**WHAT YOU NEED TO DO:** Set the records down again. Match every line exactly.

**DATA RECORDS:**
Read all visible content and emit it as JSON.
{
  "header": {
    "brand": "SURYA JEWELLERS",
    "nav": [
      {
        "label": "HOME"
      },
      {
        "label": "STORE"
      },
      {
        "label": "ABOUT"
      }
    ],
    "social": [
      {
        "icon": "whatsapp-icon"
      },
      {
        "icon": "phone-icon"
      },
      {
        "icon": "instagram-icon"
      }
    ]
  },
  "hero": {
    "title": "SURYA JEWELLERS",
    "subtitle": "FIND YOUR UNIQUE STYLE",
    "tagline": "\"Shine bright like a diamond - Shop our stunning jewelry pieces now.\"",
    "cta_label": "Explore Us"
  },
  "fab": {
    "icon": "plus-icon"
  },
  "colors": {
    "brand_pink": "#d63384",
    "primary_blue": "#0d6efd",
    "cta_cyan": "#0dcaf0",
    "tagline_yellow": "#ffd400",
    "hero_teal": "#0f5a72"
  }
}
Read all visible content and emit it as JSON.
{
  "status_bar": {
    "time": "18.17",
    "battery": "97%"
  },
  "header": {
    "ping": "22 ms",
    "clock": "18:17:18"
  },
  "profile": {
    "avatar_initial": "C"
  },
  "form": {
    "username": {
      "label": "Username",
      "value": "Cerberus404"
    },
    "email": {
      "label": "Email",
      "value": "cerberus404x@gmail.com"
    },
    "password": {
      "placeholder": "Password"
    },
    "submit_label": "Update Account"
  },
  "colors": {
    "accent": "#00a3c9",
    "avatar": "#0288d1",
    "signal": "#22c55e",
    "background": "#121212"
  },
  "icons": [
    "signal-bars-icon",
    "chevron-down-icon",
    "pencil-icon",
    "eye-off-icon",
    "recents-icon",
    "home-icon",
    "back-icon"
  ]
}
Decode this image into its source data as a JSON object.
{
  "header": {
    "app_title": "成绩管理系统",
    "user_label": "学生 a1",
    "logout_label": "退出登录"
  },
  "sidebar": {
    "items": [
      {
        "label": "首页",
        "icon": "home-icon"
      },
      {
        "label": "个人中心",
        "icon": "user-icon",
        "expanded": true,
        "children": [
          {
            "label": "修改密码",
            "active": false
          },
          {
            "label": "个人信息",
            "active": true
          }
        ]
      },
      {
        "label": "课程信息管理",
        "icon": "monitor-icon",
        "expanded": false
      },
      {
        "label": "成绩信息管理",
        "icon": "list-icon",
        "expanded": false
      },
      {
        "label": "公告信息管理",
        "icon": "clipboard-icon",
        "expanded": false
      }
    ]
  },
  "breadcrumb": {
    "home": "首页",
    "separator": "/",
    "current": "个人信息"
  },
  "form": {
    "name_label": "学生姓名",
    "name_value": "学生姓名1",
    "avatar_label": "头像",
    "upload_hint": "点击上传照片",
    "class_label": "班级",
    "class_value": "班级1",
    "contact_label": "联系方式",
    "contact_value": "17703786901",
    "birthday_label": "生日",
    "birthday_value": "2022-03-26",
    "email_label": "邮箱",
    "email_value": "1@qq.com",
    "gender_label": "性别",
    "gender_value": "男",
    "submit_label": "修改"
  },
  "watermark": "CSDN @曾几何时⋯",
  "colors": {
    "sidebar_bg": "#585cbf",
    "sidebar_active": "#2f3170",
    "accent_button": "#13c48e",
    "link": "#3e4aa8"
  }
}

**EXERCISE RESPONSE:**
Read all visible content and emit it as JSON.
{
  "header": {
    "brand": "SURYA JEWELLERS",
    "nav": [
      {
        "label": "HOME"
      },
      {
        "label": "STORE"
      },
      {
        "label": "ABOUT"
      }
    ],
    "social": [
      {
        "icon": "whatsapp-icon"
      },
      {
        "icon": "phone-icon"
      },
      {
        "icon": "instagram-icon"
      }
    ]
  },
  "hero": {
    "title": "SURYA JEWELLERS",
    "subtitle": "FIND YOUR UNIQUE STYLE",
    "tagline": "\"Shine bright like a diamond - Shop our stunning jewelry pieces now.\"",
    "cta_label": "Explore Us"
  },
  "fab": {
    "icon": "plus-icon"
  },
  "colors": {
    "brand_pink": "#d63384",
    "primary_blue": "#0d6efd",
    "cta_cyan": "#0dcaf0",
    "tagline_yellow": "#ffd400",
    "hero_teal": "#0f5a72"
  }
}
Read all visible content and emit it as JSON.
{
  "status_bar": {
    "time": "18.17",
    "battery": "97%"
  },
  "header": {
    "ping": "22 ms",
    "clock": "18:17:18"
  },
  "profile": {
    "avatar_initial": "C"
  },
  "form": {
    "username": {
      "label": "Username",
      "value": "Cerberus404"
    },
    "email": {
      "label": "Email",
      "value": "cerberus404x@gmail.com"
    },
    "password": {
      "placeholder": "Password"
    },
    "submit_label": "Update Account"
  },
  "colors": {
    "accent": "#00a3c9",
    "avatar": "#0288d1",
    "signal": "#22c55e",
    "background": "#121212"
  },
  "icons": [
    "signal-bars-icon",
    "chevron-down-icon",
    "pencil-icon",
    "eye-off-icon",
    "recents-icon",
    "home-icon",
    "back-icon"
  ]
}
Decode this image into its source data as a JSON object.
{
  "header": {
    "app_title": "成绩管理系统",
    "user_label": "学生 a1",
    "logout_label": "退出登录"
  },
  "sidebar": {
    "items": [
      {
        "label": "首页",
        "icon": "home-icon"
      },
      {
        "label": "个人中心",
        "icon": "user-icon",
        "expanded": true,
        "children": [
          {
            "label": "修改密码",
            "active": false
          },
          {
            "label": "个人信息",
            "active": true
          }
        ]
      },
      {
        "label": "课程信息管理",
        "icon": "monitor-icon",
        "expanded": false
      },
      {
        "label": "成绩信息管理",
        "icon": "list-icon",
        "expanded": false
      },
      {
        "label": "公告信息管理",
        "icon": "clipboard-icon",
        "expanded": false
      }
    ]
  },
  "breadcrumb": {
    "home": "首页",
    "separator": "/",
    "current": "个人信息"
  },
  "form": {
    "name_label": "学生姓名",
    "name_value": "学生姓名1",
    "avatar_label": "头像",
    "upload_hint": "点击上传照片",
    "class_label": "班级",
    "class_value": "班级1",
    "contact_label": "联系方式",
    "contact_value": "17703786901",
    "birthday_label": "生日",
    "birthday_value": "2022-03-26",
    "email_label": "邮箱",
    "email_value": "1@qq.com",
    "gender_label": "性别",
    "gender_value": "男",
    "submit_label": "修改"
  },
  "watermark": "CSDN @曾几何时⋯",
  "colors": {
    "sidebar_bg": "#585cbf",
    "sidebar_active": "#2f3170",
    "accent_button": "#13c48e",
    "link": "#3e4aa8"
  }
}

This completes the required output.